Arnold Schuh: Thank you all very much. I would like to open the discussion for questions from the audience.

Question: I am a consultant and throughout my work I got the impression that China is in the best position in Africa right now. Nevertheless, there is another player making inroads – Turkey. How do you see Turkey as a business partner for Africa?

Nella Hengstler: I’m aware of this development. I think Turkey has a strategy for Africa as they also opened many embassies there in the last couple of years. So far, the Chinese are more engaged in financing infrastructure projects such as railway projects and selling cheap everyday consumer goods. Turkey, on the other hand, is perceived as being more expensive but trustworthy. So, what we are trying to do as well is to bring in Austrian firms as third-party companies, namely partners and suppliers of Turkish companies operating in Africa.

Madara Ogot: May I add that Turkey has a bigger presence now in Kenya. People view Turkey as a European country and therefor associate it with good quality. However, there is one reason why China has a big advantage over any European country or the USA: Access! Getting visa as a Kenyan for China only takes a couple of days. For Europe or the USA this is extremely difficult, making oversees business meetings more complicated. That is also a reason why more and more business connections go towards the Asian countries.

Question: I am a student here at WU and my master thesis is about financing SME’s in emerging markets. What are the financing opportunities in Africa, especially for SME’s?

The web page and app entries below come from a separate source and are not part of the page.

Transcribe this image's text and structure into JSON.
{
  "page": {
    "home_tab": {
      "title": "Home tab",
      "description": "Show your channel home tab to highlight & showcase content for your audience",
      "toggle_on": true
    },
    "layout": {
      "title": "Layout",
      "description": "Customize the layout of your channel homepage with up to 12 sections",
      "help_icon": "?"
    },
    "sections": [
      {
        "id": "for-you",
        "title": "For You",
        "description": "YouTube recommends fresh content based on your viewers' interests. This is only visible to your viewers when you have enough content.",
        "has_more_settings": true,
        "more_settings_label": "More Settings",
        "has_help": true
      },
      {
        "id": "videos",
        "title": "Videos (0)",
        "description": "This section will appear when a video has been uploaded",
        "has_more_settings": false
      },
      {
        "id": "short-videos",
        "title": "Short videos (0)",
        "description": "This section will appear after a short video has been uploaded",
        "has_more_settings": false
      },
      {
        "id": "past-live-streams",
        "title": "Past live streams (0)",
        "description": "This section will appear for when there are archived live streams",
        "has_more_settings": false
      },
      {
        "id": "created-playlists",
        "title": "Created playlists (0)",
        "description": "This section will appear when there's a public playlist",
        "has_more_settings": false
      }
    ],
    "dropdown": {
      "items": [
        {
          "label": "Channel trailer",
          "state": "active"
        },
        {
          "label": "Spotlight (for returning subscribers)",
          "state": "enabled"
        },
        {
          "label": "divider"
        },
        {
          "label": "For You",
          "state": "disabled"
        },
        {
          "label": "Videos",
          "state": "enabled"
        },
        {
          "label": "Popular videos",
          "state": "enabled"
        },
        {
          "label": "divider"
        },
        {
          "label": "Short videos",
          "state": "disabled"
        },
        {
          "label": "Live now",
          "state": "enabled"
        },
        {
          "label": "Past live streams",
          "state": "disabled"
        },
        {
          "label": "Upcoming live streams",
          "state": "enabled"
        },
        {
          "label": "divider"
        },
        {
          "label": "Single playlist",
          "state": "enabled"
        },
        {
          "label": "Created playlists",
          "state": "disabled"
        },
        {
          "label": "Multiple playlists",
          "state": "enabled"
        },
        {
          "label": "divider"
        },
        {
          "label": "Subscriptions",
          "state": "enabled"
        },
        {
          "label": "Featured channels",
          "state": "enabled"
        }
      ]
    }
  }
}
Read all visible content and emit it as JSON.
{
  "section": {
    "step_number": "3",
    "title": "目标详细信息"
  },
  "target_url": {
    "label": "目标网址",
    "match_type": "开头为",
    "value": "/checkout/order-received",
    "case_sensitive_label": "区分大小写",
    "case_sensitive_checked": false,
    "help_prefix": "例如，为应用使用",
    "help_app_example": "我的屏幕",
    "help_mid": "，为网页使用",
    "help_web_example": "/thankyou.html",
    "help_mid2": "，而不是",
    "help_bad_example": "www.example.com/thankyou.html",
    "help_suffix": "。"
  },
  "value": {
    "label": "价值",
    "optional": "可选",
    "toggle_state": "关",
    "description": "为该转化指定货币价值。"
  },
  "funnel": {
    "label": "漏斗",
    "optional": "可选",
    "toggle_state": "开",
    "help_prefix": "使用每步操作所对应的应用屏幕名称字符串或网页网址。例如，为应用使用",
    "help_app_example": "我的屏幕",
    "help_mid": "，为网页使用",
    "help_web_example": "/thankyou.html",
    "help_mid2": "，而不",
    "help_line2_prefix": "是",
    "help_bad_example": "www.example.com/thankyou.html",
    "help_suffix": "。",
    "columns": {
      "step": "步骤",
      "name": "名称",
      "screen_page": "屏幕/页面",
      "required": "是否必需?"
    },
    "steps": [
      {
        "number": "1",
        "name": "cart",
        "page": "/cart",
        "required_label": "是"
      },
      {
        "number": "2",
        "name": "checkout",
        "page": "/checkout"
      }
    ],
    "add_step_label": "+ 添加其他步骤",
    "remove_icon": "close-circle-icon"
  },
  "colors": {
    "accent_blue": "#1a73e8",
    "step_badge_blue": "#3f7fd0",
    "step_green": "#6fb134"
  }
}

Madara Ogot: In Kenya, we actually don’t talk about SME’s, here we say “Micro & Small” (MS) because the majority of businesses is micro. So, taking a loan from the bank is often not an option because the businesses are too small and don’t generate enough revenue. There are some large micro finance institutions and government programs. The challenge is that entrepreneurs still don’t like to borrow as they are risk averse and fear to lose the family assets. Therefore, there are a lot of informal social groups such as relatives, friends and neighbors where they borrow money at a lower cost and risk.

Arnold Schuh: Before finishing the panel discussion, do you have any final recommendation or any advice for people seeking to do business in Africa?

Nella Hengstler: I think, you have to show more than interest in the topic and have no issues to go and be engaged on the ground there. 

Anton Novotny: If you are an adventurous type - go to Africa!

Thomas Kopp: Be brave, adapt yourself to the local market and never forget: It’s a marathon not a sprint.

Madara Ogot: You are welcome to invest in Nairobi.


  • Africa shows many opportunities for Austrian companies wishing to enter the market

  • Being successful in Africa demands local presence to gain deep local insights

  • 100% commitment – otherwise rethink your engagement

  • There is no one-fits-it-all solution.

Doing Business in Africa